WORDS BY KHALID STRICKLAND a.k.a. BLACK PACINO
Filmmaker and Columbia University graduate Aaron Woolfolk didn’t set out to make history with The Harimaya Bridge, his critically-acclaimed first feature film. But since he’s the first African-American to direct a feature film in Japan, with a near-exclusively black and Japanese cast, it’s a noteworthy achievement.
The script for Harimaya Bridge impressed famed actor Danny Glover, who became its executive producer and acted in one of its lead roles. Ko Mori, a prestigious Japanese film producer and distributor, also took stake in Bridge and got the movie on silver screens in Japan. The film is now being screened at venues in the United States, including the San Diego Asian Film Festival. Harimaya Bridge will also be screened at the New York African Diaspora Film Festival on December 6th and 13th. Both screenings will be at the Thalia Theater at Symphony Space, 2537 Broadway (at 95th Street) in Manhattan.

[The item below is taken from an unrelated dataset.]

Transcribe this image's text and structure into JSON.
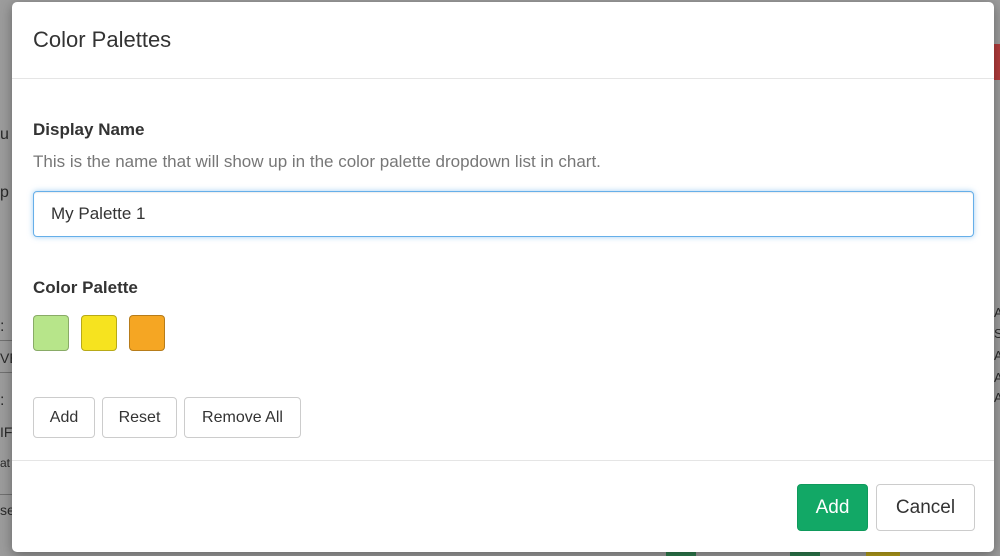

Harimaya Bridge is the story of a father who travels to Japan because his son, who had a job there teaching English, perishes in a traffic accident. Daniel Holder, portrayed in the movie by Ben Guillory (Color Purple, Tuskegee Airmen), despises Japan because his father was killed in a brutal fashion while fighting the Japanese in World War II. But during his visit to the Land of the Rising Sun, Daniel discovers the life-altering secrets his son left behind.
I had the pleasure of interviewing Mr. Woolfolk and below the jump, he reveals the inspiration for his debut feature.
“I originally went to Japan on a J.E.T. (Japanese-English Teaching) Program before I got out of college and I really loved my experience there; I was out there for a year. I had originally planned to stay out there for three years but then I got into film school after my first year and they wouldn’t let me defer. So I had to leave Japan after only one year and I went to New York for film school. But I’m still thinking about Japan and I was also thinking about my career as a filmmaker. So I tried to find a way to combine the two. For my thesis project in film school at Columbia, I went to Japan and shot two short films just to show it was a viable option to go there and shoot films. I did that and it went really well.”
Woolfolk also explained how he landed Danny Glover, one of Hollywood’s most esteemed actors, to stand behind Harimaya Bridge and become a partner.
“I applied for a developing grant from the Walt Disney Company. To apply for that grant you need to have a sponsoring organization. So I got turned on to Robey Theater Company, which is a theater company that Danny co-founded with Ben Guillory, who ended up starring in the film. He and Ben Guillory, they go back like forty years. They started acting together as young men in San Francisco in the late 1960’s. So I applied for this grant through Robey Theater Company and I got to know Danny; he got to know me and my work. I wanted to get him involved and Danny is very supportive of young filmmakers, especially young black filmmakers with the voice that he likes, so he really got behind this project.”
Although the film is universal and has been praised by people of all races, Woolfolk aims to broaden the territory of black filmmakers.
“I wanted to do a story that put black people on the international stage. There’s so much more to the black experience than we usually get through films and TV here. I’ve had that experience; I’ve known so many other black people, both African-American and African, who have had the experience of living and working overseas. So I wanted to show that. A lot of times, Hollywood gets comfortable with the little boxes they put us in and they don’t want to experience any of the other boxes. So you get the comedies and stuff like that, which I don’t have a problem with. My big thing is that there’s such a wide range of the black experience and I want to see all of it.”
If expansion is the goal, then Harimaya Bridge is a groundbreaking start.
Check out the trailer for Harimaya Bridge. When this movie is in your town, give it a whirl and support diverse, quality cinema.